What is needed:
In the listing that follows, how many lines contain "title"? Give the number only.

************

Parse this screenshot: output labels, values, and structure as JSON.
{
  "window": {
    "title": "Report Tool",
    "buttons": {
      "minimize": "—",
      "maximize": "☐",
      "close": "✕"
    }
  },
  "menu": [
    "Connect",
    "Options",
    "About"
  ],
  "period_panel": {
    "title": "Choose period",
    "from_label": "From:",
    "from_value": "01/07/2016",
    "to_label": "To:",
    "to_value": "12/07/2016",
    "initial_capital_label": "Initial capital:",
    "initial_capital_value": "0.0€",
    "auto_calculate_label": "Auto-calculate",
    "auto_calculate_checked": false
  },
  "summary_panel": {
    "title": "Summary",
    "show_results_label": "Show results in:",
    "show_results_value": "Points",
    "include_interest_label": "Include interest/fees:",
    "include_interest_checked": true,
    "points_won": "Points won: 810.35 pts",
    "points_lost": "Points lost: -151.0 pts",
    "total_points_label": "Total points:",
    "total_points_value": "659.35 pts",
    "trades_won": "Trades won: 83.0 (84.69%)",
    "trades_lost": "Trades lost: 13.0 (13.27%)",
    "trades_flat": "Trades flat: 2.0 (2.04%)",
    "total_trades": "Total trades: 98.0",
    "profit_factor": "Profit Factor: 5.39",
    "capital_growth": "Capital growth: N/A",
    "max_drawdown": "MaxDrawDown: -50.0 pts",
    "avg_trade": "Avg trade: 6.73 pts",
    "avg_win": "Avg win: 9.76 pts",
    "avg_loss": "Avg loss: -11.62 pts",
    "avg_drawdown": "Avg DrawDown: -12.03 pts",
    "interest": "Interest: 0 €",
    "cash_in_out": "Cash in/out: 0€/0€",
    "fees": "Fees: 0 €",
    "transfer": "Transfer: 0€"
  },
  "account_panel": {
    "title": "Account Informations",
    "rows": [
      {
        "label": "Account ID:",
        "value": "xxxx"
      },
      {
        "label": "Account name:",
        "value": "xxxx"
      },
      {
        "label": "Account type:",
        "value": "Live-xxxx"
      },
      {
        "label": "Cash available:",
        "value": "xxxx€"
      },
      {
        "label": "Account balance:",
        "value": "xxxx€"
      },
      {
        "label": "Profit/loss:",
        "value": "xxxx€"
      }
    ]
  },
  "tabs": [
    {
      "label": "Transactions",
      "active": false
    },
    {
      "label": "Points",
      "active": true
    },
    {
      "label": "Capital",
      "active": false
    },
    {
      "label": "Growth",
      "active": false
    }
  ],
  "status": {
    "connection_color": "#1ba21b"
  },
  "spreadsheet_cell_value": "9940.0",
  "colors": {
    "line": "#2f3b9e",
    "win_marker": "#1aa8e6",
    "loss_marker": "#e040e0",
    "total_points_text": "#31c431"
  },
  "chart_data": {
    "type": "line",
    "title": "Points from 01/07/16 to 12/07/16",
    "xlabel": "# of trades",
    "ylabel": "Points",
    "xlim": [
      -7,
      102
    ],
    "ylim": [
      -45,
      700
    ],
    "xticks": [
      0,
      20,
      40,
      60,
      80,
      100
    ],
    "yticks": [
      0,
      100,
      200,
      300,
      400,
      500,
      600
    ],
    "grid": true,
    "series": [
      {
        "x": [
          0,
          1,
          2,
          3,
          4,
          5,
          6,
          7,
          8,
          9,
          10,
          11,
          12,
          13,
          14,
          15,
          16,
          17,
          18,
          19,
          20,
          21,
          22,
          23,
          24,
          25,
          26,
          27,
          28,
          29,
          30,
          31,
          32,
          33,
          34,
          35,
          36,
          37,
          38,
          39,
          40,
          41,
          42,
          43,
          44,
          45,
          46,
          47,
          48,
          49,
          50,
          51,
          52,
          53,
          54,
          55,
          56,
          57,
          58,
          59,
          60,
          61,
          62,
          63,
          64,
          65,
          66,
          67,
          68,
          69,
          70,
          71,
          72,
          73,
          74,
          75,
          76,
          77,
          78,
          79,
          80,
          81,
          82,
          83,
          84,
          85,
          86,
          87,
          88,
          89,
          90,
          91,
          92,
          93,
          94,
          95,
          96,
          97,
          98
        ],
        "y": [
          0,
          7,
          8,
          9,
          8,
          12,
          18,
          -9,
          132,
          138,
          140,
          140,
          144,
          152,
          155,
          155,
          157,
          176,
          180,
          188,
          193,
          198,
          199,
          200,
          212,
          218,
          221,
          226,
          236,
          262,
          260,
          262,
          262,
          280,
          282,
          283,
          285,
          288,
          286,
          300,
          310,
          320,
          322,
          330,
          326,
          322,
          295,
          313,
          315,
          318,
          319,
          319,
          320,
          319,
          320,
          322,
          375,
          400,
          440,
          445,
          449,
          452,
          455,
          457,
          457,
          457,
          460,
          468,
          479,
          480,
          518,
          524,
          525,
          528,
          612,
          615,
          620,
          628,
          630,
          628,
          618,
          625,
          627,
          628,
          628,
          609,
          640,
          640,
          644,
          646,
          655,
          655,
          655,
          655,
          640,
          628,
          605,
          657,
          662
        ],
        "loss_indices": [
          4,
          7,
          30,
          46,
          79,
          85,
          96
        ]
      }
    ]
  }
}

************

Your solution:
5